The age old question is how do we engage in this missing and often frightening conversation? My heart sinks when people go on mission trips to Africa yet are fearful to engage in a conversation with a black person in their church, workplace, or local community. The only answer I have to changing hearts is that we actually get to know each other. If you are a person in the majority, don't always seek to be the savior of someone of a different race. Find your intellectual and social equal who is of another race or gender. Learn more about what they think and feel. You may not agree and that's okay too. Stop being angry with each other. I'm not. Just tired of the same old reasons why there's a problem.

A solution often offered in the workplace is to conduct "diversity or sensitivity training." This frequently means individuals with good intentions try to teach everyone how to be more "politically correct and respectful." It fails every time. We all have experienced "diversity fatigue" and the eye rolling that goes on when playing the interactive diversity games that are often part of this type of training. You know that one "friend" you have that informs your thinking about race or gender? We would all do well to remember, one person does not speak for an entire race. Building ongoing relationships matters more than a day or week of training. 

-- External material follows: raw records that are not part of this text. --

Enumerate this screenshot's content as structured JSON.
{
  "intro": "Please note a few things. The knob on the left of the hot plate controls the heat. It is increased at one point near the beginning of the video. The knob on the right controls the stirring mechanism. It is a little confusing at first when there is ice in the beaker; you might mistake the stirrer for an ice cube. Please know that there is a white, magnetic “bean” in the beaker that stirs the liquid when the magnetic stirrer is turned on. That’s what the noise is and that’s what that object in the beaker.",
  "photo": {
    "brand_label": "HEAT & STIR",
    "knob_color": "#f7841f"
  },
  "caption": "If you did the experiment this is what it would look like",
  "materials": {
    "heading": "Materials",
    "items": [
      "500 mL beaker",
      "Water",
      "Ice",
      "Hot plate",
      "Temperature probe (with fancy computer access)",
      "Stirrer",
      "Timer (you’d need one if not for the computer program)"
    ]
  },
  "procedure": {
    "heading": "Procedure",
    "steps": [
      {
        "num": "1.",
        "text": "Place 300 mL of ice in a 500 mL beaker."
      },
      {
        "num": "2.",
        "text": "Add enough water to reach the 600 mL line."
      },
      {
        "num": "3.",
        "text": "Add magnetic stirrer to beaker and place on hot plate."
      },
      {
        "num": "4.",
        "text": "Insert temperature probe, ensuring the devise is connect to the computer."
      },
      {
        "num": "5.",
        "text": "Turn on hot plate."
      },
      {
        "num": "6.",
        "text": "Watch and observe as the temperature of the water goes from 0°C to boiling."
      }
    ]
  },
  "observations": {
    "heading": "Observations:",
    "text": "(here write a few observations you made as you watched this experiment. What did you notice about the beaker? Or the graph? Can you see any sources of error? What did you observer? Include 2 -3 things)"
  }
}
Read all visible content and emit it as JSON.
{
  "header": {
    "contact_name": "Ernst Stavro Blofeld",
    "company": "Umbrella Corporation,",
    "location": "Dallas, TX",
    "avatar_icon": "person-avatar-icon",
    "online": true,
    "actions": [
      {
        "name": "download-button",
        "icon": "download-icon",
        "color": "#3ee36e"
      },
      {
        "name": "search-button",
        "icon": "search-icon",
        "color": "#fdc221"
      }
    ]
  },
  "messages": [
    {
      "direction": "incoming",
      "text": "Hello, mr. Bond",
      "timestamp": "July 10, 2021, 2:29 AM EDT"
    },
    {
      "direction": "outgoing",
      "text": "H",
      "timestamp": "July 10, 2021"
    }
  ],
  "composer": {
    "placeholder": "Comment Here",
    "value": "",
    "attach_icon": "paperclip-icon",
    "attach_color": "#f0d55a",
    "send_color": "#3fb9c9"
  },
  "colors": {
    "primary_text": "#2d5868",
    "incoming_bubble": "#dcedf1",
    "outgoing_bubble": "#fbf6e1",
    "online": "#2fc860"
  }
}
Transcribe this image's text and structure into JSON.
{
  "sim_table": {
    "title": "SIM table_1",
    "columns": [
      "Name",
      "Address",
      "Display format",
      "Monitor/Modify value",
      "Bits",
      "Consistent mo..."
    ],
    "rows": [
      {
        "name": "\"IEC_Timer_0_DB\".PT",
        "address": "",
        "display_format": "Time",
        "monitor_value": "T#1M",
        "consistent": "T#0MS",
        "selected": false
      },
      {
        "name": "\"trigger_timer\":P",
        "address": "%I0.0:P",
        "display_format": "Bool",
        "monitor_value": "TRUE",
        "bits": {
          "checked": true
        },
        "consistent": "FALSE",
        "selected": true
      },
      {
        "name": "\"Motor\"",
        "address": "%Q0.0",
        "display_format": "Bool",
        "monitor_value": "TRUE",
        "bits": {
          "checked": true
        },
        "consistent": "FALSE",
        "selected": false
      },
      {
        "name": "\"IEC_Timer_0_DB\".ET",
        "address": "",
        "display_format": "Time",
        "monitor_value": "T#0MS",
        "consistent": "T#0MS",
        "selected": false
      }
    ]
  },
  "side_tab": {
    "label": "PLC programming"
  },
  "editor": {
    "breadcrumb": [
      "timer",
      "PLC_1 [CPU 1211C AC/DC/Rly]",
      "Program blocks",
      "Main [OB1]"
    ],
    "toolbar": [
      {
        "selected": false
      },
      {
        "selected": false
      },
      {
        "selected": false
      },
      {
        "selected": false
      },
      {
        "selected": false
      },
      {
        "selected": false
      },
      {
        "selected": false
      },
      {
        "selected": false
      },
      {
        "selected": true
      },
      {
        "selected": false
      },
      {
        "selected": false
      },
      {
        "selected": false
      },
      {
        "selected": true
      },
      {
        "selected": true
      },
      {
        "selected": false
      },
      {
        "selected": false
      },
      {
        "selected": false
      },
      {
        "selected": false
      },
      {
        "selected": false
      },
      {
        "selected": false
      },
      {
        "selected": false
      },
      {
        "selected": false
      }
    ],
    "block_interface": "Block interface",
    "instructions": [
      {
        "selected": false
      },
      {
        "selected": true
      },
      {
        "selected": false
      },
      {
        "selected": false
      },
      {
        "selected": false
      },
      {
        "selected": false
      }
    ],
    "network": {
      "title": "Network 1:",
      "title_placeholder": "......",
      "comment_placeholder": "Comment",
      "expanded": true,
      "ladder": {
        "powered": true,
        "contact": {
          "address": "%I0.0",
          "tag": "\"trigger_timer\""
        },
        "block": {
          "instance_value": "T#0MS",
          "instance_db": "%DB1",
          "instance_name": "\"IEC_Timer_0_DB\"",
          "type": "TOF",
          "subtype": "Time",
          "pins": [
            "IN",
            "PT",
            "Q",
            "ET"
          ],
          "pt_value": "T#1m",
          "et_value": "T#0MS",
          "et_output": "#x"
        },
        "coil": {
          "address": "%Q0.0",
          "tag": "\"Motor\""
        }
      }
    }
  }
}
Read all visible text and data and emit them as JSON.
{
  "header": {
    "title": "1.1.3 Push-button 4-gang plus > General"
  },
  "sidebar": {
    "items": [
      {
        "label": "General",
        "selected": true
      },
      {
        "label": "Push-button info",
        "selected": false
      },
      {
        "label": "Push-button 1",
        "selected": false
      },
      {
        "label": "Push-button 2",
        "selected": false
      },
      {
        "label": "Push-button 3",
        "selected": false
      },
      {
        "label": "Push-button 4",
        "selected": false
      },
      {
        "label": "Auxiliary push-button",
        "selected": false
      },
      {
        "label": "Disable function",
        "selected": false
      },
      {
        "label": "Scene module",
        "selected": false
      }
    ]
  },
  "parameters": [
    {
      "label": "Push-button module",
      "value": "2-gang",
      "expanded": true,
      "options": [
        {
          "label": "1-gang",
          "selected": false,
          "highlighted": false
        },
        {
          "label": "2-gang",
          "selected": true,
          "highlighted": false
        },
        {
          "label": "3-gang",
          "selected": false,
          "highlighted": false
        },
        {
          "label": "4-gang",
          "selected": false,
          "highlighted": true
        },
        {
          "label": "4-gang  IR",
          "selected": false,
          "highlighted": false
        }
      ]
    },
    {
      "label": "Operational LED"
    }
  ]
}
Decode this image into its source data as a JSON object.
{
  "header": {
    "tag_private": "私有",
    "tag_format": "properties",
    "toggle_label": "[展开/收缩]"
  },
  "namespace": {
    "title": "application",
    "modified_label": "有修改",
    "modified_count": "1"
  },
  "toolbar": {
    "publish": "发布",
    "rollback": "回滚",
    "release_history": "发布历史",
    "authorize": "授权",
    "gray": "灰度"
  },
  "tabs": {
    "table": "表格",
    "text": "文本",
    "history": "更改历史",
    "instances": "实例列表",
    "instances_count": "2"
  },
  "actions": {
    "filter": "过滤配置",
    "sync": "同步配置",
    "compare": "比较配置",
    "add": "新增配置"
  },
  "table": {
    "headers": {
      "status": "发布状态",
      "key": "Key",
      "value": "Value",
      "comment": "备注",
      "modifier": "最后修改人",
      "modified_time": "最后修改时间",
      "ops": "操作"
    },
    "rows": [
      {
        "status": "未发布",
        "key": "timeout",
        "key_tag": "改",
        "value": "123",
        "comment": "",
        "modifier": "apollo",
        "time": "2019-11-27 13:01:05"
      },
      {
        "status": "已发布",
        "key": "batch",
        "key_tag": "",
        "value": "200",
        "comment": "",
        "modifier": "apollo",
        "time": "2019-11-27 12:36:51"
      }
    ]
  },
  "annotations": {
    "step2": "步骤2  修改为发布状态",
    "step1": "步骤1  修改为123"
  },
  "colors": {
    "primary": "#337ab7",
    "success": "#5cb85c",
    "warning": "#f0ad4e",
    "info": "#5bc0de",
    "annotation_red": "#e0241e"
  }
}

I know. Now you're going to avoid talking to me because I'm one of the angry ones. Nope. Wrong again. The difference between greatness and mediocrity lies in the courage of developing one relationship at a time and talking about it. There are many reasons NOT to like being around me, I just hope race and gender are not among them. Maybe we should change the name "Black History Month" to "Cultural Competency Month." I just want to move into authentic fellowship in the spaces I occupy. Who's with me? Leave your comments below. Anger, negativity and ignorance will be deleted